(Provided records Opens)
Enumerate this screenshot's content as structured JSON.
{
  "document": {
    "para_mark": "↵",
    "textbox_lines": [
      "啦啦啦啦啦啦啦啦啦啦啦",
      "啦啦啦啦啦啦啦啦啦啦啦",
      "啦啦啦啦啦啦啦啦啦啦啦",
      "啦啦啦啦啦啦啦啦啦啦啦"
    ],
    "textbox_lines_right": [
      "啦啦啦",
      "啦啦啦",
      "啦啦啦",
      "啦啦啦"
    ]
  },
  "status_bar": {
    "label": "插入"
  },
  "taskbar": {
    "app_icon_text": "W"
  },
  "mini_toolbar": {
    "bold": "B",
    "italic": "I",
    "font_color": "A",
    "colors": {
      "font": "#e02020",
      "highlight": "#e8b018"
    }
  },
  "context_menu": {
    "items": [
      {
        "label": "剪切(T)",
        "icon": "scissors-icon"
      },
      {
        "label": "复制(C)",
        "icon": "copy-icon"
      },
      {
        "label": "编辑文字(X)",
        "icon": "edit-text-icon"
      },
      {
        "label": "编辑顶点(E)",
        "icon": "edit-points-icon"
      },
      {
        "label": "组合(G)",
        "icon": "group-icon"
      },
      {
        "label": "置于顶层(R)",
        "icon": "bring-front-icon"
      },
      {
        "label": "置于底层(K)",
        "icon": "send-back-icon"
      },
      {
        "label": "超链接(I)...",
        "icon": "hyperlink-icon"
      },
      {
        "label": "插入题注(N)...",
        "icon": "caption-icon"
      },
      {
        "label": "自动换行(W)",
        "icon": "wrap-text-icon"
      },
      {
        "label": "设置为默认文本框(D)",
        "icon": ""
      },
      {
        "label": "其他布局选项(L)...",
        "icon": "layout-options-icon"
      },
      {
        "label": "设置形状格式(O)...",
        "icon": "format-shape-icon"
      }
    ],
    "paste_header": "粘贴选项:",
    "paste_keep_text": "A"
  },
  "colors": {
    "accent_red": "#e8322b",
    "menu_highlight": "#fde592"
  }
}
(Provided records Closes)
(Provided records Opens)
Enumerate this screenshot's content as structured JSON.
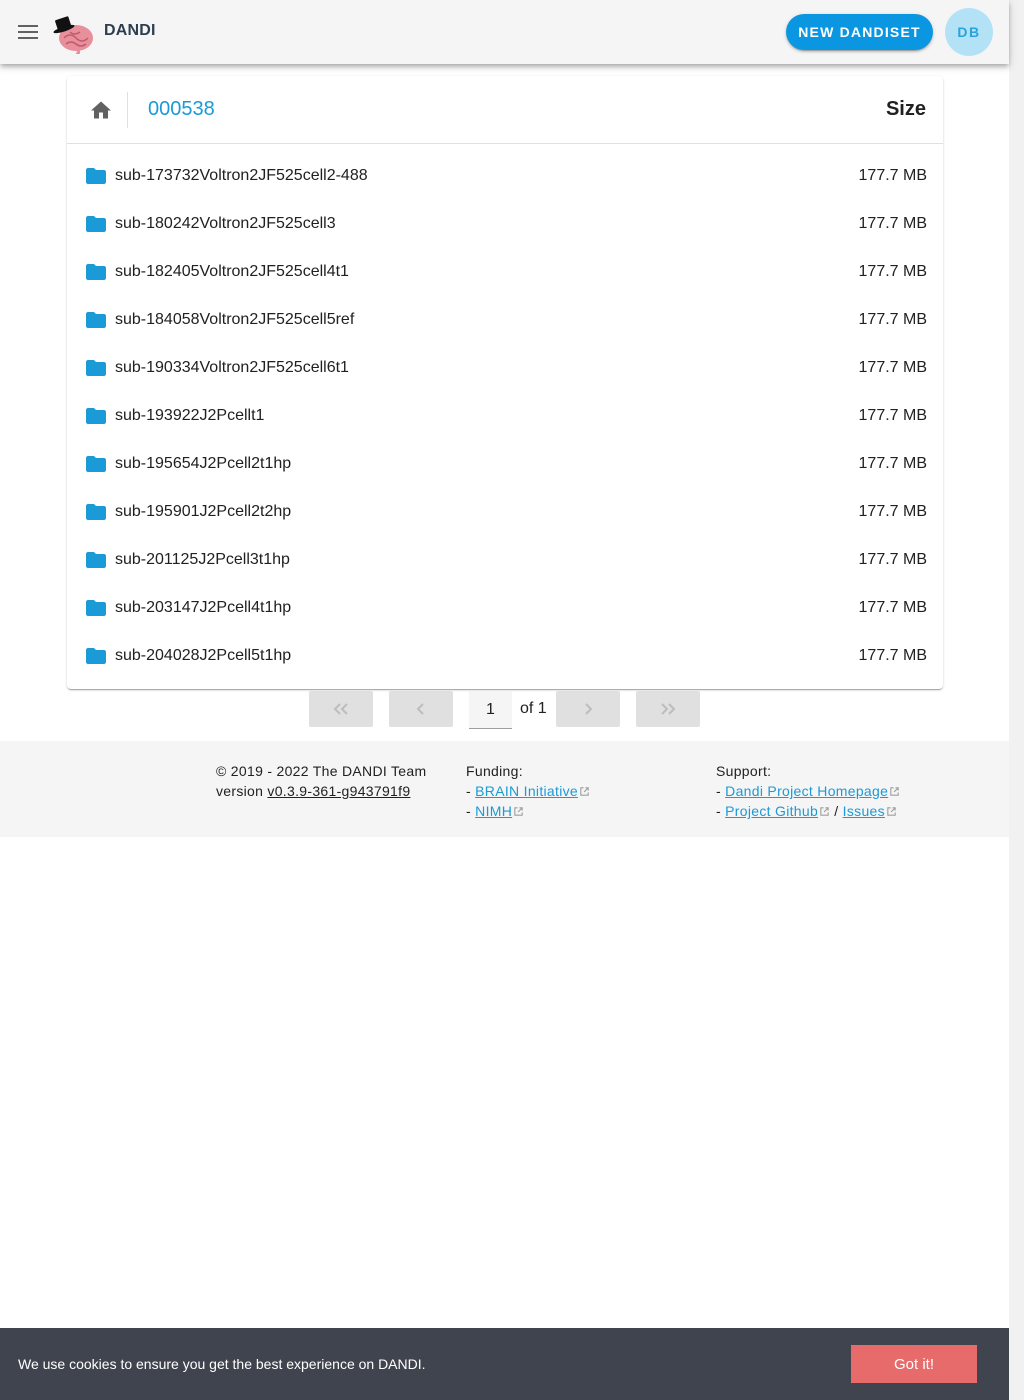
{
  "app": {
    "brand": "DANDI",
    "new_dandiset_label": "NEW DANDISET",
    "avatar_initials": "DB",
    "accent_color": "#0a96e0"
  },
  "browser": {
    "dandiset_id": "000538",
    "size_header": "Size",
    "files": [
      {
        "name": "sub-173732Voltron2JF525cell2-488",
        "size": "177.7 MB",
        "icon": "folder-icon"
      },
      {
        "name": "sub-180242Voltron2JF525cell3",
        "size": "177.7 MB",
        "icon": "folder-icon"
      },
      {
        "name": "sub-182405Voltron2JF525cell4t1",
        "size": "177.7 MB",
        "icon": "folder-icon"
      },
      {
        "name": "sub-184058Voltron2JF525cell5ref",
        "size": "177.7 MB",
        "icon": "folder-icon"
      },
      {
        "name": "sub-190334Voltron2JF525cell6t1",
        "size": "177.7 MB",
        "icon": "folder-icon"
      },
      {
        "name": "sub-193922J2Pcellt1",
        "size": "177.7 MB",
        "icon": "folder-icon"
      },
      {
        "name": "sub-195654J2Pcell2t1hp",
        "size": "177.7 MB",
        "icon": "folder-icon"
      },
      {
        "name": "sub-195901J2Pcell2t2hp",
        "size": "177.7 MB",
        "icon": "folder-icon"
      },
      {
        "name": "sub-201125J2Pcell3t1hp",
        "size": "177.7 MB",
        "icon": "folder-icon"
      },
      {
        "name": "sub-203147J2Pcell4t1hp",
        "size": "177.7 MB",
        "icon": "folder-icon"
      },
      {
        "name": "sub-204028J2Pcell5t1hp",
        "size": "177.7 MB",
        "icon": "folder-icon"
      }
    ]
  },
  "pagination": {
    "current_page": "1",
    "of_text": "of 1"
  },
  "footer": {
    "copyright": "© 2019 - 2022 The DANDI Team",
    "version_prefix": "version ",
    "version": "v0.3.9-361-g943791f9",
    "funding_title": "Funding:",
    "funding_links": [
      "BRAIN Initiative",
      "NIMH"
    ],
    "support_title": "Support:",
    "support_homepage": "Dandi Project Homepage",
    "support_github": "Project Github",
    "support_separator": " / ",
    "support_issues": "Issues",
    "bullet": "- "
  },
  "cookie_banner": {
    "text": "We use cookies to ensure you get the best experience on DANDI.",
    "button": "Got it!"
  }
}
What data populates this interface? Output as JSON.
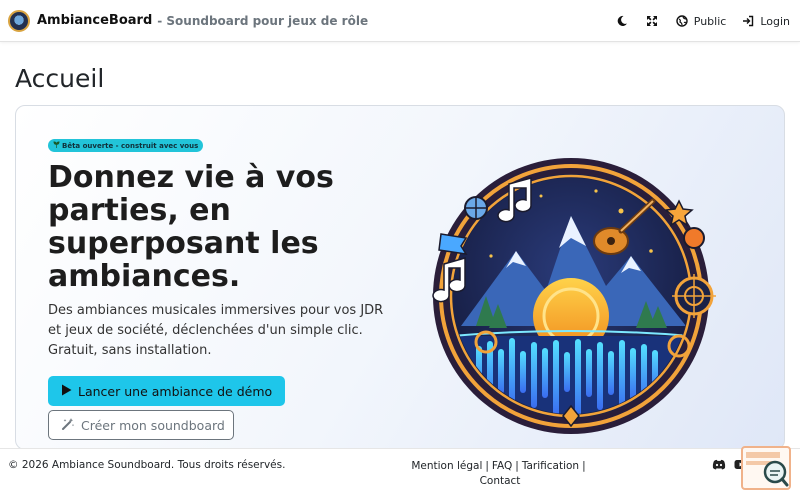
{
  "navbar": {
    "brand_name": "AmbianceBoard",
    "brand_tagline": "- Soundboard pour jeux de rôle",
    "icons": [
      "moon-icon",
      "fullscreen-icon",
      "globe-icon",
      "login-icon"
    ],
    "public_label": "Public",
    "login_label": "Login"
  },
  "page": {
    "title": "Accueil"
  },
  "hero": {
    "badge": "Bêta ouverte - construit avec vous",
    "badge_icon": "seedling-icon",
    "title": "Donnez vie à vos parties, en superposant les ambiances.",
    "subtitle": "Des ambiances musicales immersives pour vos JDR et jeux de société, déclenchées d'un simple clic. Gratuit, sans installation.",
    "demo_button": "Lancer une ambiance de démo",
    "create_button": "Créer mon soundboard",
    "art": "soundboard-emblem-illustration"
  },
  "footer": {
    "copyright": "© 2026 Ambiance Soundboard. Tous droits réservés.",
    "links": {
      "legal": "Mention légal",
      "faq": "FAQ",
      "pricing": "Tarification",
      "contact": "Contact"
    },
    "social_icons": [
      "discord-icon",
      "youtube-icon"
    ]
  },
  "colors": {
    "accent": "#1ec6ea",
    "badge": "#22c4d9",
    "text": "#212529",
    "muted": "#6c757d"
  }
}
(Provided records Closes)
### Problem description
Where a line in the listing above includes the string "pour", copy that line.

### Answer to the exercise
    "brand_tagline": "- Soundboard pour jeux de rôle",
    "subtitle": "Des ambiances musicales immersives pour vos JDR et jeux de société, déclenchées d'un simple clic. Gratuit, sans installation.",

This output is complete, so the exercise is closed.